Task = Read the records and gather each line that includes "Password".

__________

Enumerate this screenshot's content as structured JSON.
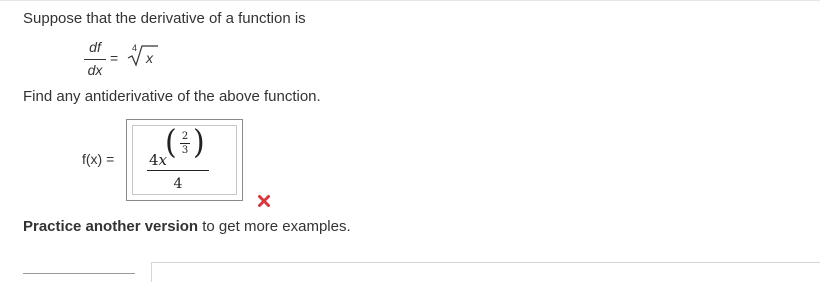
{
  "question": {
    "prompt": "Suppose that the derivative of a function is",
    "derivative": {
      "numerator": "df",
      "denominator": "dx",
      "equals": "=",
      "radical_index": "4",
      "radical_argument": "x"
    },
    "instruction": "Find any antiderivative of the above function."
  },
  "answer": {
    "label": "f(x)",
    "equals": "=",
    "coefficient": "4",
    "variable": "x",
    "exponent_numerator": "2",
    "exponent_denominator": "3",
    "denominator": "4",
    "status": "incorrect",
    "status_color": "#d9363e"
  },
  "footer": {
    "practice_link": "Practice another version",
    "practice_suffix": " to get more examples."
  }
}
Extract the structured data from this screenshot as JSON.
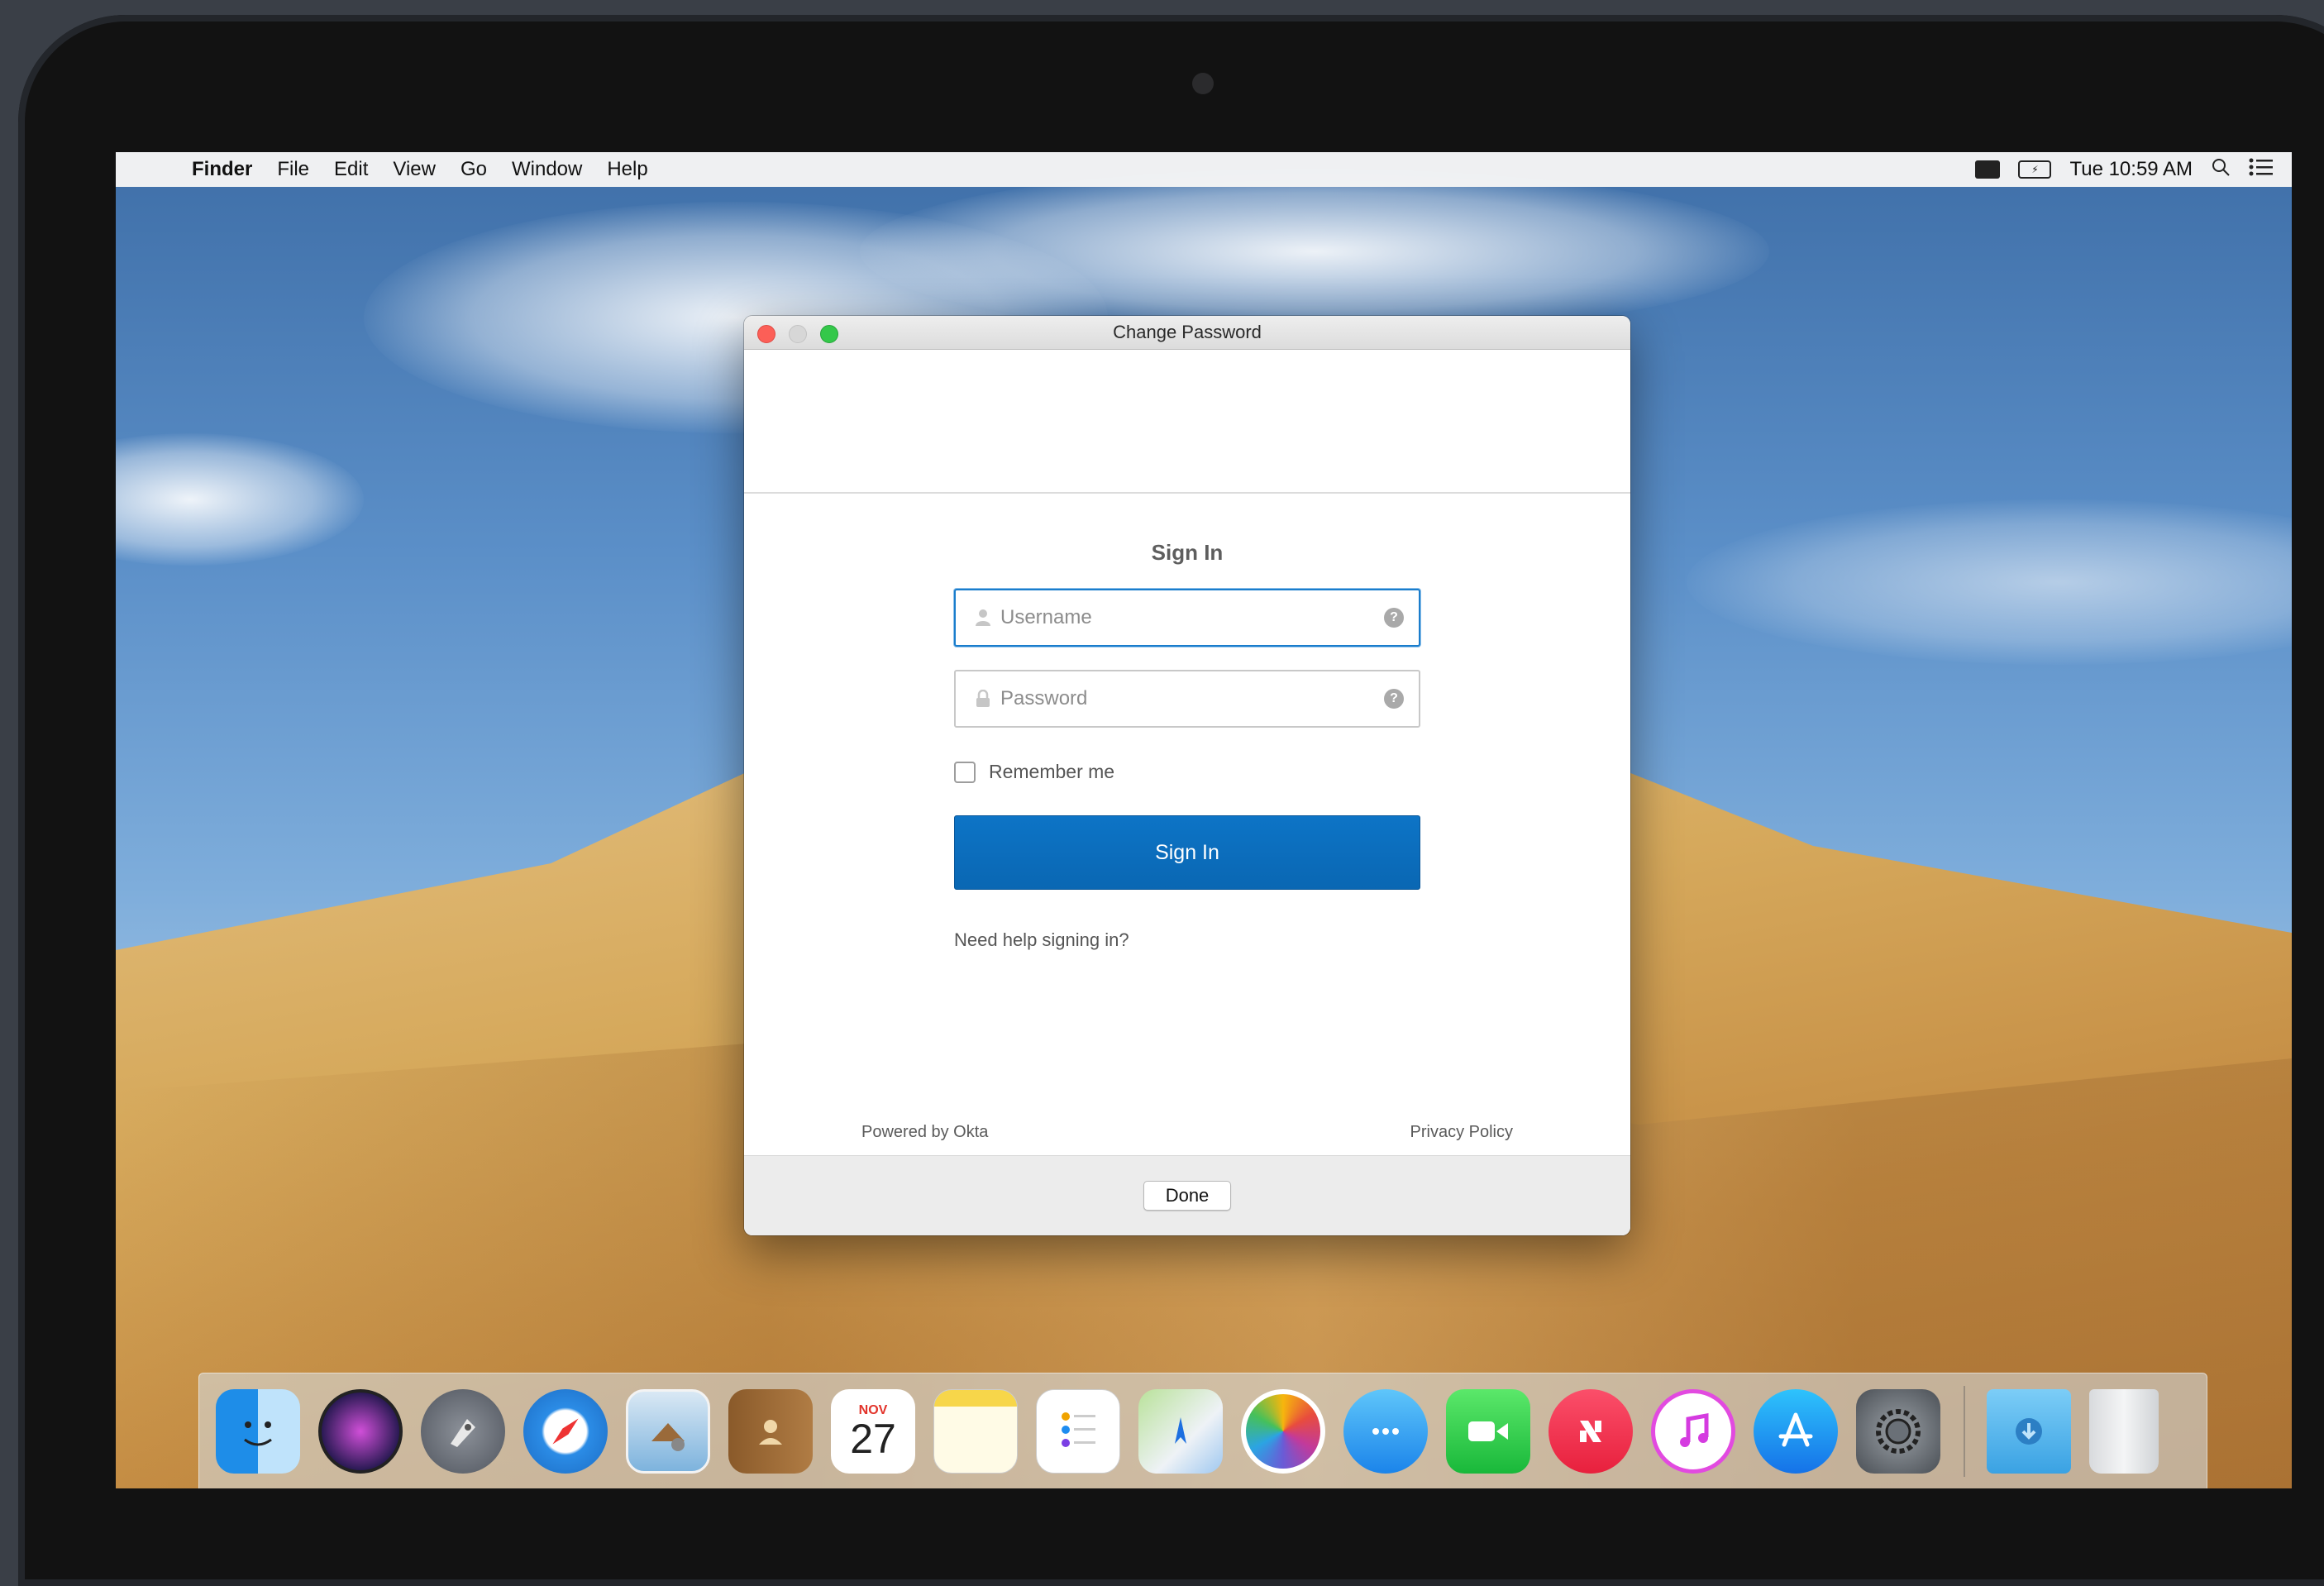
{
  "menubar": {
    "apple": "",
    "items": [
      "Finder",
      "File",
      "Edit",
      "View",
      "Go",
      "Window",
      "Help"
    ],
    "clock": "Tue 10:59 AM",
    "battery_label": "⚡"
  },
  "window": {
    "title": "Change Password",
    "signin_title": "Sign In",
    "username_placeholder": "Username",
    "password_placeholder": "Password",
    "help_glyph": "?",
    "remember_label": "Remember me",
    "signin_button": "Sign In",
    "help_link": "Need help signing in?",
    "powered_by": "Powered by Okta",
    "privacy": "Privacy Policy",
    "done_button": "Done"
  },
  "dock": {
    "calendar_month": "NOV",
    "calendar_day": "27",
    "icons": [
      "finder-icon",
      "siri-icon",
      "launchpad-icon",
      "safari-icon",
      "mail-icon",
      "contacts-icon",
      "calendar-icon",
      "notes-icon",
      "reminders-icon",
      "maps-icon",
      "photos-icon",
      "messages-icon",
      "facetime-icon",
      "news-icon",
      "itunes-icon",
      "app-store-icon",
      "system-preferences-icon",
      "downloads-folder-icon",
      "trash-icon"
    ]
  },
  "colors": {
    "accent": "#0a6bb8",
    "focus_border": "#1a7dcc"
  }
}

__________

Problem solution =
    "title": "Change Password",
    "password_placeholder": "Password",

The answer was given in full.